[Source data]
────────────────────────────────────────

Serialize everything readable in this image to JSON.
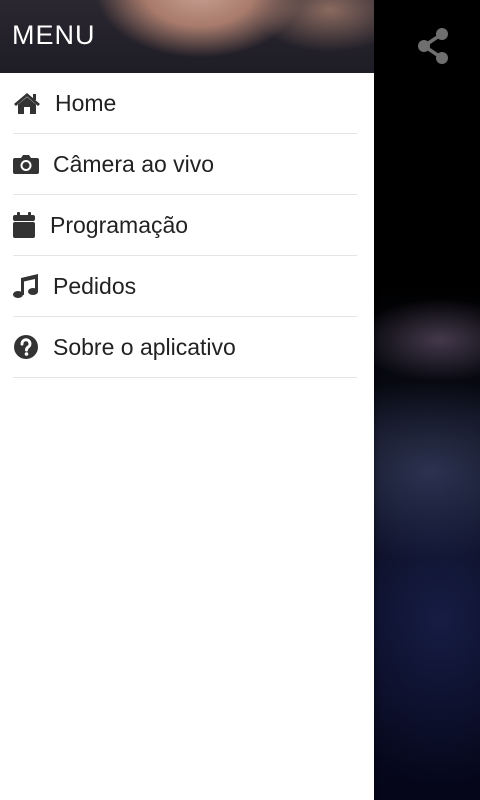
{
  "drawer": {
    "title": "MENU",
    "items": [
      {
        "label": "Home",
        "icon": "home-icon"
      },
      {
        "label": "Câmera ao vivo",
        "icon": "camera-icon"
      },
      {
        "label": "Programação",
        "icon": "calendar-icon"
      },
      {
        "label": "Pedidos",
        "icon": "music-icon"
      },
      {
        "label": "Sobre o aplicativo",
        "icon": "question-circle-icon"
      }
    ]
  },
  "toolbar": {
    "share_icon": "share-icon"
  },
  "colors": {
    "drawer_bg": "#ffffff",
    "text": "#222222",
    "divider": "#e4e4e4",
    "icon": "#333333"
  }
}
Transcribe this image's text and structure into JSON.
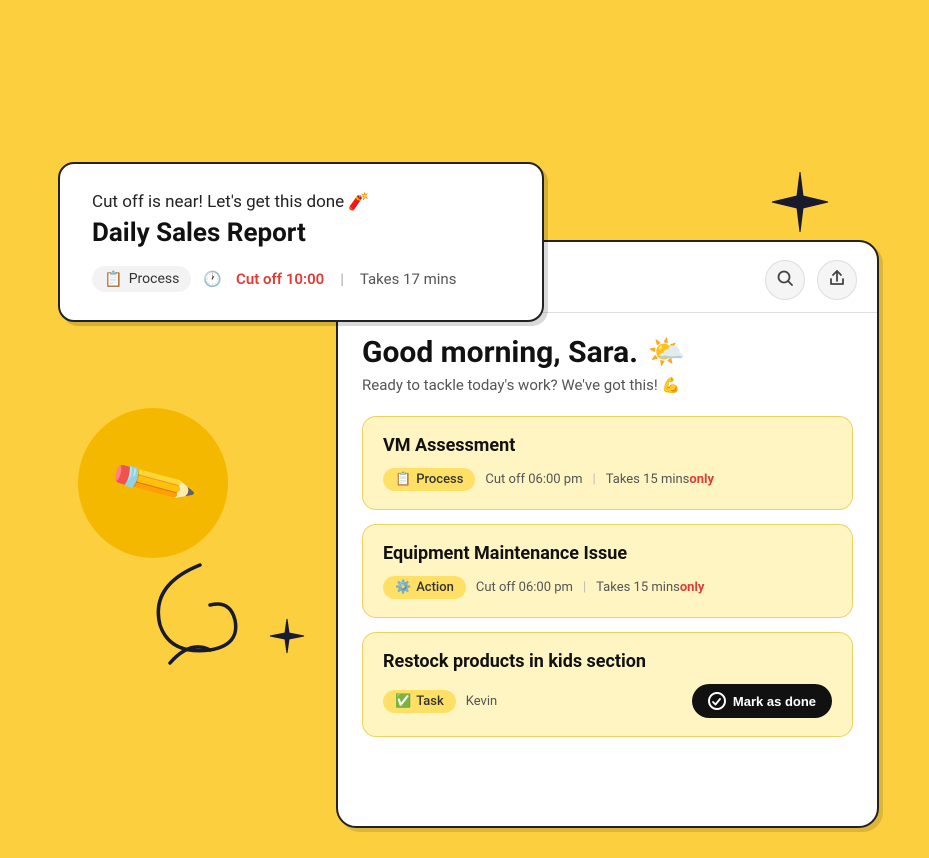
{
  "background_color": "#FCCF3F",
  "notification": {
    "tagline": "Cut off is near! Let's get this done 🧨",
    "title": "Daily Sales Report",
    "process_label": "Process",
    "cutoff_label": "Cut off 10:00",
    "separator": "|",
    "takes_label": "Takes 17 mins",
    "process_icon": "📋"
  },
  "header": {
    "search_icon": "search",
    "share_icon": "share"
  },
  "greeting": {
    "text": "Good morning, Sara.",
    "weather_emoji": "🌤️",
    "subtitle": "Ready to tackle today's work? We've got this! 💪"
  },
  "tasks": [
    {
      "title": "VM Assessment",
      "tag_label": "Process",
      "tag_icon": "📋",
      "cutoff": "Cut off 06:00 pm",
      "separator": "|",
      "takes": "Takes 15 mins",
      "only": "only",
      "show_mark_done": false
    },
    {
      "title": "Equipment Maintenance Issue",
      "tag_label": "Action",
      "tag_icon": "⚙️",
      "cutoff": "Cut off 06:00 pm",
      "separator": "|",
      "takes": "Takes 15 mins",
      "only": "only",
      "show_mark_done": false
    },
    {
      "title": "Restock products in kids section",
      "tag_label": "Task",
      "tag_icon": "✅",
      "person": "Kevin",
      "show_mark_done": true,
      "mark_done_label": "Mark as done"
    }
  ],
  "icons": {
    "process_icon": "📋",
    "action_icon": "⚙️",
    "task_icon": "✅",
    "search": "🔍",
    "share": "⬆"
  }
}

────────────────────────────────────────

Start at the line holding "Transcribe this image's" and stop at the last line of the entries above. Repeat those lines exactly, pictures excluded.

- Your response:
Transcribe this image's text and structure into JSON.
{
  "background_color": "#FCCF3F",
  "notification": {
    "tagline": "Cut off is near! Let's get this done 🧨",
    "title": "Daily Sales Report",
    "process_label": "Process",
    "cutoff_label": "Cut off 10:00",
    "separator": "|",
    "takes_label": "Takes 17 mins",
    "process_icon": "📋"
  },
  "header": {
    "search_icon": "search",
    "share_icon": "share"
  },
  "greeting": {
    "text": "Good morning, Sara.",
    "weather_emoji": "🌤️",
    "subtitle": "Ready to tackle today's work? We've got this! 💪"
  },
  "tasks": [
    {
      "title": "VM Assessment",
      "tag_label": "Process",
      "tag_icon": "📋",
      "cutoff": "Cut off 06:00 pm",
      "separator": "|",
      "takes": "Takes 15 mins",
      "only": "only",
      "show_mark_done": false
    },
    {
      "title": "Equipment Maintenance Issue",
      "tag_label": "Action",
      "tag_icon": "⚙️",
      "cutoff": "Cut off 06:00 pm",
      "separator": "|",
      "takes": "Takes 15 mins",
      "only": "only",
      "show_mark_done": false
    },
    {
      "title": "Restock products in kids section",
      "tag_label": "Task",
      "tag_icon": "✅",
      "person": "Kevin",
      "show_mark_done": true,
      "mark_done_label": "Mark as done"
    }
  ],
  "icons": {
    "process_icon": "📋",
    "action_icon": "⚙️",
    "task_icon": "✅",
    "search": "🔍",
    "share": "⬆"
  }
}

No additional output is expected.